**PROBLEM TO SOLVE**
I'd like the entries that follow repeated exactly, with the pictures left out.

**Web page and app entries**
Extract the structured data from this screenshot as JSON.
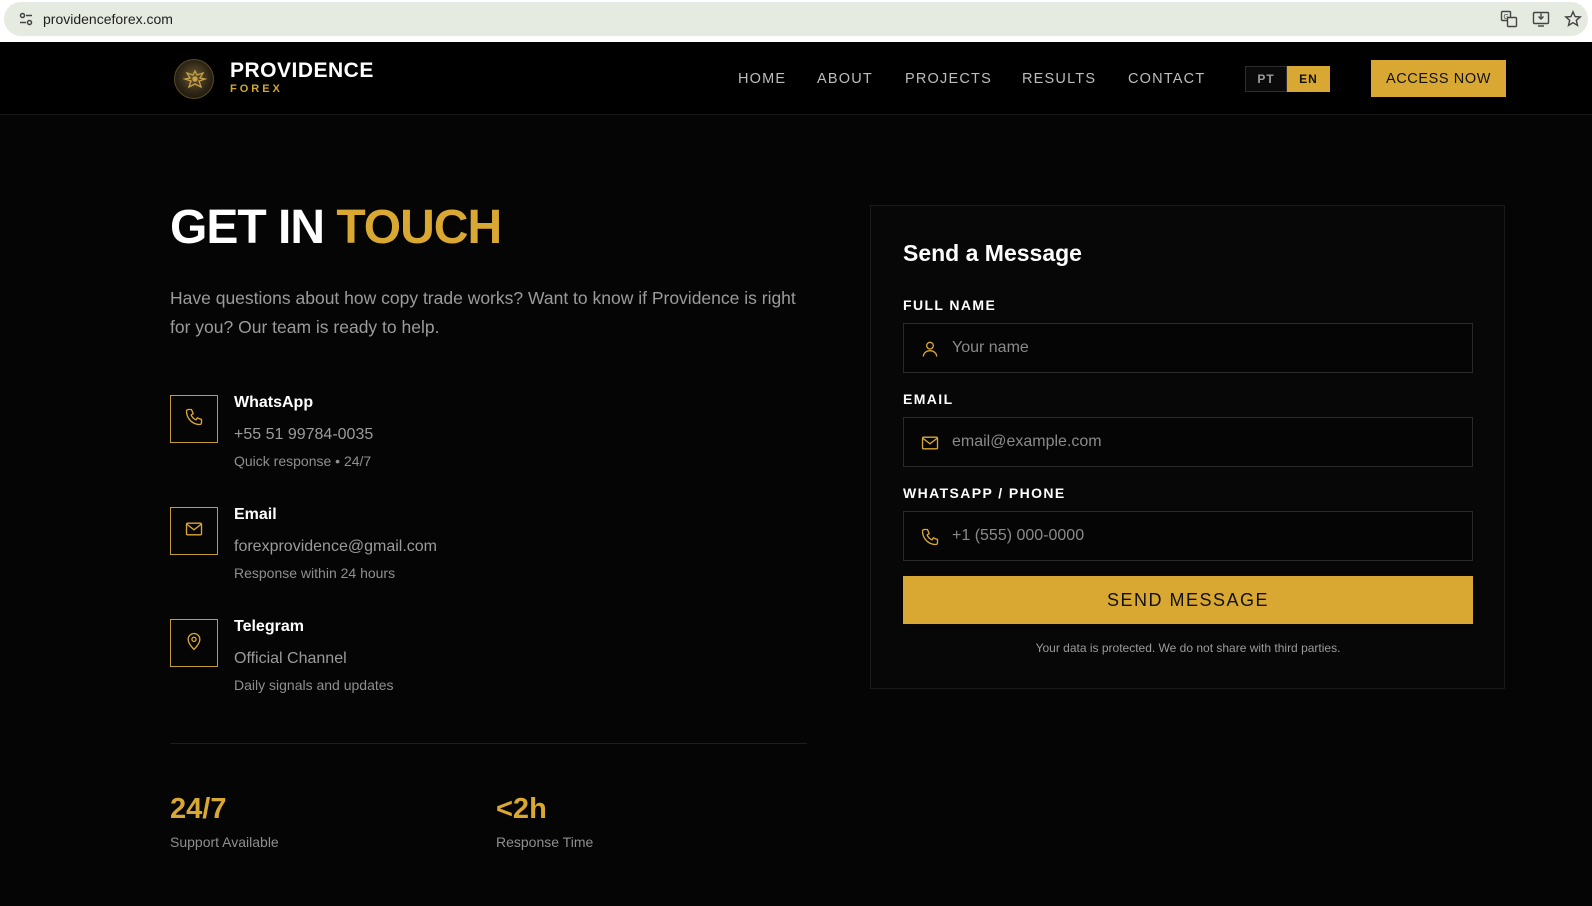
{
  "browser": {
    "url": "providenceforex.com",
    "icons": [
      "site-settings-icon",
      "translate-icon",
      "install-app-icon",
      "bookmark-star-icon"
    ]
  },
  "header": {
    "brand_name": "PROVIDENCE",
    "brand_sub": "FOREX",
    "logo_icon": "eagle-emblem-icon",
    "nav": [
      "HOME",
      "ABOUT",
      "PROJECTS",
      "RESULTS",
      "CONTACT"
    ],
    "languages": [
      {
        "label": "PT",
        "active": false
      },
      {
        "label": "EN",
        "active": true
      }
    ],
    "cta": "ACCESS NOW"
  },
  "hero": {
    "title_white": "GET IN ",
    "title_gold": "TOUCH",
    "intro": "Have questions about how copy trade works? Want to know if Providence is right for you? Our team is ready to help."
  },
  "contacts": [
    {
      "icon": "phone-icon",
      "title": "WhatsApp",
      "value": "+55 51 99784-0035",
      "note": "Quick response • 24/7"
    },
    {
      "icon": "mail-icon",
      "title": "Email",
      "value": "forexprovidence@gmail.com",
      "note": "Response within 24 hours"
    },
    {
      "icon": "map-pin-icon",
      "title": "Telegram",
      "value": "Official Channel",
      "note": "Daily signals and updates"
    }
  ],
  "stats": [
    {
      "value": "24/7",
      "label": "Support Available"
    },
    {
      "value": "<2h",
      "label": "Response Time"
    }
  ],
  "form": {
    "title": "Send a Message",
    "fields": [
      {
        "label": "FULL NAME",
        "placeholder": "Your name",
        "icon": "user-icon"
      },
      {
        "label": "EMAIL",
        "placeholder": "email@example.com",
        "icon": "mail-icon"
      },
      {
        "label": "WHATSAPP / PHONE",
        "placeholder": "+1 (555) 000-0000",
        "icon": "phone-icon"
      }
    ],
    "submit": "SEND MESSAGE",
    "privacy": "Your data is protected. We do not share with third parties."
  },
  "colors": {
    "accent_gold": "#d9a833",
    "background": "#060506",
    "muted_text": "#9b9b9b"
  }
}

**EXERCISE RESULT**
Extract the structured data from this screenshot as JSON.
{
  "browser": {
    "url": "providenceforex.com",
    "icons": [
      "site-settings-icon",
      "translate-icon",
      "install-app-icon",
      "bookmark-star-icon"
    ]
  },
  "header": {
    "brand_name": "PROVIDENCE",
    "brand_sub": "FOREX",
    "logo_icon": "eagle-emblem-icon",
    "nav": [
      "HOME",
      "ABOUT",
      "PROJECTS",
      "RESULTS",
      "CONTACT"
    ],
    "languages": [
      {
        "label": "PT",
        "active": false
      },
      {
        "label": "EN",
        "active": true
      }
    ],
    "cta": "ACCESS NOW"
  },
  "hero": {
    "title_white": "GET IN ",
    "title_gold": "TOUCH",
    "intro": "Have questions about how copy trade works? Want to know if Providence is right for you? Our team is ready to help."
  },
  "contacts": [
    {
      "icon": "phone-icon",
      "title": "WhatsApp",
      "value": "+55 51 99784-0035",
      "note": "Quick response • 24/7"
    },
    {
      "icon": "mail-icon",
      "title": "Email",
      "value": "forexprovidence@gmail.com",
      "note": "Response within 24 hours"
    },
    {
      "icon": "map-pin-icon",
      "title": "Telegram",
      "value": "Official Channel",
      "note": "Daily signals and updates"
    }
  ],
  "stats": [
    {
      "value": "24/7",
      "label": "Support Available"
    },
    {
      "value": "<2h",
      "label": "Response Time"
    }
  ],
  "form": {
    "title": "Send a Message",
    "fields": [
      {
        "label": "FULL NAME",
        "placeholder": "Your name",
        "icon": "user-icon"
      },
      {
        "label": "EMAIL",
        "placeholder": "email@example.com",
        "icon": "mail-icon"
      },
      {
        "label": "WHATSAPP / PHONE",
        "placeholder": "+1 (555) 000-0000",
        "icon": "phone-icon"
      }
    ],
    "submit": "SEND MESSAGE",
    "privacy": "Your data is protected. We do not share with third parties."
  },
  "colors": {
    "accent_gold": "#d9a833",
    "background": "#060506",
    "muted_text": "#9b9b9b"
  }
}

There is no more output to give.